The European Aeronautic Defence and Space Co., the parent company of Airbus, said Friday it won't ask the Pentagon to review the decision to have Boeing build nearly 200 giant airborne refueling tankers.
The Air Force tanker contract is worth about $35 billion.
Boeing was awarded the contract to build 179 new refueling planes last week. Boeing's tanker will be based on the 767. EADS' would be based on the larger Airbus 330.
On Monday, EADS was briefed by the Department of Defense as to why the contract was awarded to Boeing.
"After meeting with the Air Force and the Department of Defense and evaluating the information they provided to us in their debriefing, EADS North America has decided not to protest the KC-X contract award," said Ralph Crosby, EADS North America Chairman. "Our reasoning is simple. The acquisition architecture for this procurement...was quite mechanistic and mathematical. The outcome was decided by price. The Boeing price was lower than ours."
Boeing's bid, Crosby said, was "an extremely low-ball offer in order to achieve their strategic objective."

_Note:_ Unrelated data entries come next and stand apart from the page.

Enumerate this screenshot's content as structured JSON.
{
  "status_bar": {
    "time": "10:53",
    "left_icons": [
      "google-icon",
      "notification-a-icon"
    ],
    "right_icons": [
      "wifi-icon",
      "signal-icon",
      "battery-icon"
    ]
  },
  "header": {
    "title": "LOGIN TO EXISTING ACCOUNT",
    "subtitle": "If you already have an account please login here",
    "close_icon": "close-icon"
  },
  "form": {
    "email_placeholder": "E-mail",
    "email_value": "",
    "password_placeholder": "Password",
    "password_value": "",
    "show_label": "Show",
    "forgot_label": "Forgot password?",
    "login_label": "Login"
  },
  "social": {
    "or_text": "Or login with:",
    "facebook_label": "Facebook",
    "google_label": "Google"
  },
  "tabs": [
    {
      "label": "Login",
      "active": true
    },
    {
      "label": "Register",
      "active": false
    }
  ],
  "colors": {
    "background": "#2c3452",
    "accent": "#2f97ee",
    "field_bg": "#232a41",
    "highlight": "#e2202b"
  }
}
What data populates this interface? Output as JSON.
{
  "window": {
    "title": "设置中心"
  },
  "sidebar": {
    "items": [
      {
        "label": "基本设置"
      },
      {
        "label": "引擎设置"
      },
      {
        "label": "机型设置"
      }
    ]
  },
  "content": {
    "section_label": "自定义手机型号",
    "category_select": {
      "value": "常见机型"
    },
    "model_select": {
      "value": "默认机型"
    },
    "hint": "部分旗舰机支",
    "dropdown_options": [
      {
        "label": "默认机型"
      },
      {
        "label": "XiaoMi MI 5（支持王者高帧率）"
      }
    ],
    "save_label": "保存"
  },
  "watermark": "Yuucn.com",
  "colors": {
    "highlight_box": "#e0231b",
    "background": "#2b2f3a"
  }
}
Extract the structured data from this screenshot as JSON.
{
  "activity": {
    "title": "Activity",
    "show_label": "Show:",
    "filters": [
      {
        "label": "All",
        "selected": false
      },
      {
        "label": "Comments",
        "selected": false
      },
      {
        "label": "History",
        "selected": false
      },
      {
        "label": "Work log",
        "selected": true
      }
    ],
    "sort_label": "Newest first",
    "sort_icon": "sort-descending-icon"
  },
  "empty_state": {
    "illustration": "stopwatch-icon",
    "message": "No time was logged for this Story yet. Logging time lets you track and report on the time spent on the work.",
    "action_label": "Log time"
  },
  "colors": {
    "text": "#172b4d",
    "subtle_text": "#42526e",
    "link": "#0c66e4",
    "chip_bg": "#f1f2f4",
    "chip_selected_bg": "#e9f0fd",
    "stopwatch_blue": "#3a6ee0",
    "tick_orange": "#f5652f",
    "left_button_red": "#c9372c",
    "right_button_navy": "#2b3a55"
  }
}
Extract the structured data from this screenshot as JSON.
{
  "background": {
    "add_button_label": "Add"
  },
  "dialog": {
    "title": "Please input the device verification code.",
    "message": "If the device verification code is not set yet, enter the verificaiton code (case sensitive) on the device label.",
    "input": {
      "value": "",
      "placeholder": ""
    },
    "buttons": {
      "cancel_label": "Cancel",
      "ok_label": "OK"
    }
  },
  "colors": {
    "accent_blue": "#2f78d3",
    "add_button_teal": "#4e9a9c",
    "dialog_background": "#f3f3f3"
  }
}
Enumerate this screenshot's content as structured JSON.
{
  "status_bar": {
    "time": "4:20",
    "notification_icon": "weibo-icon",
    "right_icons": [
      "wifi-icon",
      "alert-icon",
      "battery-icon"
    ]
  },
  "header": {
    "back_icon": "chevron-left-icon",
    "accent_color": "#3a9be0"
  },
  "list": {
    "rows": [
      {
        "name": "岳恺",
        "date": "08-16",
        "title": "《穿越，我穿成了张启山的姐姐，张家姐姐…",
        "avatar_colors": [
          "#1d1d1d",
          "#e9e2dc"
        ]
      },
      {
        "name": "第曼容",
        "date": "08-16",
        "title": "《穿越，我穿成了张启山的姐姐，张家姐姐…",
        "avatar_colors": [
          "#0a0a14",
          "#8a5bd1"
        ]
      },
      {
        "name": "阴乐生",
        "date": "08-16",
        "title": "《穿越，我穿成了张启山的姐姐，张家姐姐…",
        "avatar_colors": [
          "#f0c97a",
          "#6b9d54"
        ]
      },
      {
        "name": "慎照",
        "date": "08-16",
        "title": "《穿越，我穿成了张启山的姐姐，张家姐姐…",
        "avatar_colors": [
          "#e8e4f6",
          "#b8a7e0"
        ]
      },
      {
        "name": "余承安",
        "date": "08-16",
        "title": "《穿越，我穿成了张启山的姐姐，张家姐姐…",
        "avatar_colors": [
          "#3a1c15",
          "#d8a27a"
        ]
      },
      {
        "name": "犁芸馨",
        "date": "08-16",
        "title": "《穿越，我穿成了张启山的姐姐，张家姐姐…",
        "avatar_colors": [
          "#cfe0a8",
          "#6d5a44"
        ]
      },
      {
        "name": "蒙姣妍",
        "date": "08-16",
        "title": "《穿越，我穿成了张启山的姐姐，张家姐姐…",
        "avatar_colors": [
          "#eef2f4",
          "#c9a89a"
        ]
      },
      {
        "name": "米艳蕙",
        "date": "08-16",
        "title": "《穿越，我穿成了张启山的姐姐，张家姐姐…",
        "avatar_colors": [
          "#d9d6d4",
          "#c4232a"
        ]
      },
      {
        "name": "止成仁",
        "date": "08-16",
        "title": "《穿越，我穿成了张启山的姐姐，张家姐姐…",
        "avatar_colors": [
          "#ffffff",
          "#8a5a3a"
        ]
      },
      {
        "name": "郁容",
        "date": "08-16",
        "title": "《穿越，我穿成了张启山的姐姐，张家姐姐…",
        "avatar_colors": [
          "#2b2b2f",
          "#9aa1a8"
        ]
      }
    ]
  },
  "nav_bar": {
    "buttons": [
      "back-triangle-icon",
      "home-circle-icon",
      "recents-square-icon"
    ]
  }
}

Sean O'Keefe, chief executive of EADS's North American subsidiary said the final rules for awarding the contract were not "optimum" for EADS. It offered a larger plane than Boeing. O'Keefe said the Air Force handled the bidding process "exactly by the rules."
"It's time to put the interest of the warfighter first and we're stepping aside," said Crosby.
The contract, which eventually could be worth as much as $100 billion, will mean tens of thousands of U.S. jobs. Boeing would build the aircraft in Everett, Washington, with modifications made in Kansas.
EADS had planned to assemble the aircraft at a closed military base in Mobile, Ala.
"It means 11,000 jobs in Everett, 50,000 jobs across the country," said Rep. Norm Dicks, D-Wash.
"The best thing is we're building this airplane in Washington state, in the United States. Not building the first 12 in Toulous, France."
"It's going to have an immediate impact on Washington state. Not just in the city of Everett and not just in Snohomish County, where this is located. The largest employer in Island County and Skagit county is Boeing, and Boeing doesn't have facilities there. It's because a lot of people commute to the facility in Everett," said Rep. Rick Larsen, D-Wash. "This has a regional impact on jobs."
The effort to award the Air Force contract has been an arduous 10 year process.
Initially, the Air Force planned to lease and buy Boeing planes to serve as tankers, but that fell through. The Air Force later awarded a contract to Northrop Grumman Corp. and EADS, but in 2008 the Government Accountability Office upheld Boeing's protest of the contract.
The Air Force reopened the bidding in 2010, only to be embarrassed again as it mistakenly gave Boeing and EADS sensitive information that contained each other's confidential bids.
"We're so glad that this 10 year period of time, of competition is finally over and that Washington state can celebrate with jobs and job creations" said Senator Maria Cantwell, D-Wash. "We believe that we have a competitive edge because of the hard work and expertise that has been developed here and keeping jobs in the United States will help us continue to build upon that expertise."
"There is no doubt about it, the tanker will be built in Washington state by Washington workers," said Sen. Patty Murray, D-Wash.
Crosby suggested that if Boeing falters, EADS would be ready.
"Should they fail to deliver, we stand ready to step in with a proven and operating tanker," he said, citing the company's tanker that is in production for other countries.
Said Sen. Jeff Sessions, R-Ala.: "Now, the winner must deliver on their promises."